> Exercise goal: Look for "this" in the records and copy every line that has it.

> Web page and app entries:
==========

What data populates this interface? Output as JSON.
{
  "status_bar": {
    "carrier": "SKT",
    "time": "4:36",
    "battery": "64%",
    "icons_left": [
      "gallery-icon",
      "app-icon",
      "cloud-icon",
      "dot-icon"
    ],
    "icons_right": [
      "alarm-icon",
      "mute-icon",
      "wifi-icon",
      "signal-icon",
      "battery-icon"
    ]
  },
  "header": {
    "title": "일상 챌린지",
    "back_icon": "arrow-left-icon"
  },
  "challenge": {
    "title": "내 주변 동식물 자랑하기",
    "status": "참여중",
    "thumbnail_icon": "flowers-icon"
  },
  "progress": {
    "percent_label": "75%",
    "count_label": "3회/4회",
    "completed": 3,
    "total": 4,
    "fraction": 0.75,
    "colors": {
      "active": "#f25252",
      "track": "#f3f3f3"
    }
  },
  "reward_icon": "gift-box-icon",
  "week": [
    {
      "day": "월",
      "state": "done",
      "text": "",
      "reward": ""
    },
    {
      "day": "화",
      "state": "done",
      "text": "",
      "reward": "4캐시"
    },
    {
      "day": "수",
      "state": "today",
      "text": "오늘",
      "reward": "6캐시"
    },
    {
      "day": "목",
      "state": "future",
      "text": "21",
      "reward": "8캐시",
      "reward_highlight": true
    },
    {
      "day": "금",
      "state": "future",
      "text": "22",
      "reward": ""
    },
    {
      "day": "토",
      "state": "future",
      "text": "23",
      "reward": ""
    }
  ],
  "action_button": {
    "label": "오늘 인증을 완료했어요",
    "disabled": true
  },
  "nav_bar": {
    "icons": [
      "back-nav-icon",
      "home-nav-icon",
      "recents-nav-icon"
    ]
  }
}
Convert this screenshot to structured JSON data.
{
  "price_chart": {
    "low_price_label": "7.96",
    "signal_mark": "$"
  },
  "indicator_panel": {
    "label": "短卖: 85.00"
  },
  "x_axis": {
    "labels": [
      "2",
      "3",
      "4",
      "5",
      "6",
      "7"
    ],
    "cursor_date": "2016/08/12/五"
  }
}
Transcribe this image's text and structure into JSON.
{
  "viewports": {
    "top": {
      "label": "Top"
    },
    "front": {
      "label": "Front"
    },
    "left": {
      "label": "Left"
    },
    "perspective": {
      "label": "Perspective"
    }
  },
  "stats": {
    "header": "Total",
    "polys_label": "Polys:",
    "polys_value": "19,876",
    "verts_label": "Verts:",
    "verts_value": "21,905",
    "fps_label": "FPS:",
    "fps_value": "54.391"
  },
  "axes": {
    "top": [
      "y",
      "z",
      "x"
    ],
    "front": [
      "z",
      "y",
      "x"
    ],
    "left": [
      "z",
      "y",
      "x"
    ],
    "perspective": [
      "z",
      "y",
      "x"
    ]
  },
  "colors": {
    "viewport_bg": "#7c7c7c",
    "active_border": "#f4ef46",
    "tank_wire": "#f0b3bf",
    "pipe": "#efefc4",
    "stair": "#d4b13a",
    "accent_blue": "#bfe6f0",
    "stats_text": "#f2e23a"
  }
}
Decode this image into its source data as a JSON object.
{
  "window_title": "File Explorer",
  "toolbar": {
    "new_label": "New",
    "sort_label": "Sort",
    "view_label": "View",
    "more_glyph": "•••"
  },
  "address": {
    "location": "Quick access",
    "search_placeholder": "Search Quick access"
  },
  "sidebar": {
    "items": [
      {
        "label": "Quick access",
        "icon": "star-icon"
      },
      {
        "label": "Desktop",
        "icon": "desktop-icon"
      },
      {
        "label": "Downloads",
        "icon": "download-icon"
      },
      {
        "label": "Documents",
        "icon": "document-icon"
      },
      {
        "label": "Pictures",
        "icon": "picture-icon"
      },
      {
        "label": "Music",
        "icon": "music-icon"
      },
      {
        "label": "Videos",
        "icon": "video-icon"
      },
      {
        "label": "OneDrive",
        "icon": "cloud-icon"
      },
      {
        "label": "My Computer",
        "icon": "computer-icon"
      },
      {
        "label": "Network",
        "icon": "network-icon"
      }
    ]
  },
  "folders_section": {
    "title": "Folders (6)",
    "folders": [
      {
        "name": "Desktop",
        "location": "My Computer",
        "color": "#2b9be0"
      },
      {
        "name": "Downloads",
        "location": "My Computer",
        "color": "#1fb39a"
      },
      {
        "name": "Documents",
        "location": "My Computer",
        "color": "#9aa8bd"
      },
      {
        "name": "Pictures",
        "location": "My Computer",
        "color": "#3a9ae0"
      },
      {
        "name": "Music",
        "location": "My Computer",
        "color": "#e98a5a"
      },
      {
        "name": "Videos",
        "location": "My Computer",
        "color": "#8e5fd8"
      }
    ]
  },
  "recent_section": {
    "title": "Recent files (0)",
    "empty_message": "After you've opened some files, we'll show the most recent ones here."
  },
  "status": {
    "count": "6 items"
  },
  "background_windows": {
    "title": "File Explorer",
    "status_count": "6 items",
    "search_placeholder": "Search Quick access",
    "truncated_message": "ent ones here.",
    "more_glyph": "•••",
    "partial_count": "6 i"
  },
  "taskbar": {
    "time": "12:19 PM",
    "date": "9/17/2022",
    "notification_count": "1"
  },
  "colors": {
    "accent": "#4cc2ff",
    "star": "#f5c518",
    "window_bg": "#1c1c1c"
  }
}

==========

> Exercise result:
What data populates this interface? Output as JSON.
Convert this screenshot to structured JSON data.
Transcribe this image's text and structure into JSON.
Decode this image into its source data as a JSON object.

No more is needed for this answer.